Your task>
Print, exactly and completely, every entry in the data.

Data listing>
·····

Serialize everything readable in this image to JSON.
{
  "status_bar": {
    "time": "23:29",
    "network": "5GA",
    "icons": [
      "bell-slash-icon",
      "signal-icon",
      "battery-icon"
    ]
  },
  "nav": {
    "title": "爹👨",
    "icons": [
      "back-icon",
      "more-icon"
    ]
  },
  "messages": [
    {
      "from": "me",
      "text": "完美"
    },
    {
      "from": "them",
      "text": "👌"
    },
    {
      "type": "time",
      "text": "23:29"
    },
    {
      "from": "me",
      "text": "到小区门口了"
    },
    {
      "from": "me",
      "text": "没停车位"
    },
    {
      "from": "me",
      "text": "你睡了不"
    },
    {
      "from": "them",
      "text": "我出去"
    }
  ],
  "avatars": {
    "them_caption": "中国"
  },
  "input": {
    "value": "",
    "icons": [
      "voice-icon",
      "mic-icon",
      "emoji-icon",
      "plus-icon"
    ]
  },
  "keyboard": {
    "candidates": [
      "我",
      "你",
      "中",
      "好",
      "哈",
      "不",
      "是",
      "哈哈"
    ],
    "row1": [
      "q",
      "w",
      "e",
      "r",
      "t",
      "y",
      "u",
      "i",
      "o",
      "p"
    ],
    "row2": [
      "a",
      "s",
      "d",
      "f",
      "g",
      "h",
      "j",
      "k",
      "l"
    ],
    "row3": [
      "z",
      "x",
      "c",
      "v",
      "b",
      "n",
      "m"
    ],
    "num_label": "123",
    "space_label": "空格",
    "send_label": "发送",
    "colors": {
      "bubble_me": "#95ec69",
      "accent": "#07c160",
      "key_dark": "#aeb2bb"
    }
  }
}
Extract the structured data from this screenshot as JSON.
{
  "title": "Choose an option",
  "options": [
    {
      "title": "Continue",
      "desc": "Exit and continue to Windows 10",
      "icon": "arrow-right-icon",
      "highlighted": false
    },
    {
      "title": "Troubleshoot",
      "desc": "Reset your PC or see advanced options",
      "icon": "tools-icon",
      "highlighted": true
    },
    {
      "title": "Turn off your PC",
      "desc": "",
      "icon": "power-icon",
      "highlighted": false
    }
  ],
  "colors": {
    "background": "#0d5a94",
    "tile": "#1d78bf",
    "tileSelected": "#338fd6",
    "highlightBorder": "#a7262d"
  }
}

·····

Exercise answer>
Serialize everything readable in this image to JSON.
{
  "status_bar": {
    "time": "23:29",
    "network": "5GA",
    "icons": [
      "bell-slash-icon",
      "signal-icon",
      "battery-icon"
    ]
  },
  "nav": {
    "title": "爹👨",
    "icons": [
      "back-icon",
      "more-icon"
    ]
  },
  "messages": [
    {
      "from": "me",
      "text": "完美"
    },
    {
      "from": "them",
      "text": "👌"
    },
    {
      "type": "time",
      "text": "23:29"
    },
    {
      "from": "me",
      "text": "到小区门口了"
    },
    {
      "from": "me",
      "text": "没停车位"
    },
    {
      "from": "me",
      "text": "你睡了不"
    },
    {
      "from": "them",
      "text": "我出去"
    }
  ],
  "avatars": {
    "them_caption": "中国"
  },
  "input": {
    "value": "",
    "icons": [
      "voice-icon",
      "mic-icon",
      "emoji-icon",
      "plus-icon"
    ]
  },
  "keyboard": {
    "candidates": [
      "我",
      "你",
      "中",
      "好",
      "哈",
      "不",
      "是",
      "哈哈"
    ],
    "row1": [
      "q",
      "w",
      "e",
      "r",
      "t",
      "y",
      "u",
      "i",
      "o",
      "p"
    ],
    "row2": [
      "a",
      "s",
      "d",
      "f",
      "g",
      "h",
      "j",
      "k",
      "l"
    ],
    "row3": [
      "z",
      "x",
      "c",
      "v",
      "b",
      "n",
      "m"
    ],
    "num_label": "123",
    "space_label": "空格",
    "send_label": "发送",
    "colors": {
      "bubble_me": "#95ec69",
      "accent": "#07c160",
      "key_dark": "#aeb2bb"
    }
  }
}
Extract the structured data from this screenshot as JSON.
{
  "title": "Choose an option",
  "options": [
    {
      "title": "Continue",
      "desc": "Exit and continue to Windows 10",
      "icon": "arrow-right-icon",
      "highlighted": false
    },
    {
      "title": "Troubleshoot",
      "desc": "Reset your PC or see advanced options",
      "icon": "tools-icon",
      "highlighted": true
    },
    {
      "title": "Turn off your PC",
      "desc": "",
      "icon": "power-icon",
      "highlighted": false
    }
  ],
  "colors": {
    "background": "#0d5a94",
    "tile": "#1d78bf",
    "tileSelected": "#338fd6",
    "highlightBorder": "#a7262d"
  }
}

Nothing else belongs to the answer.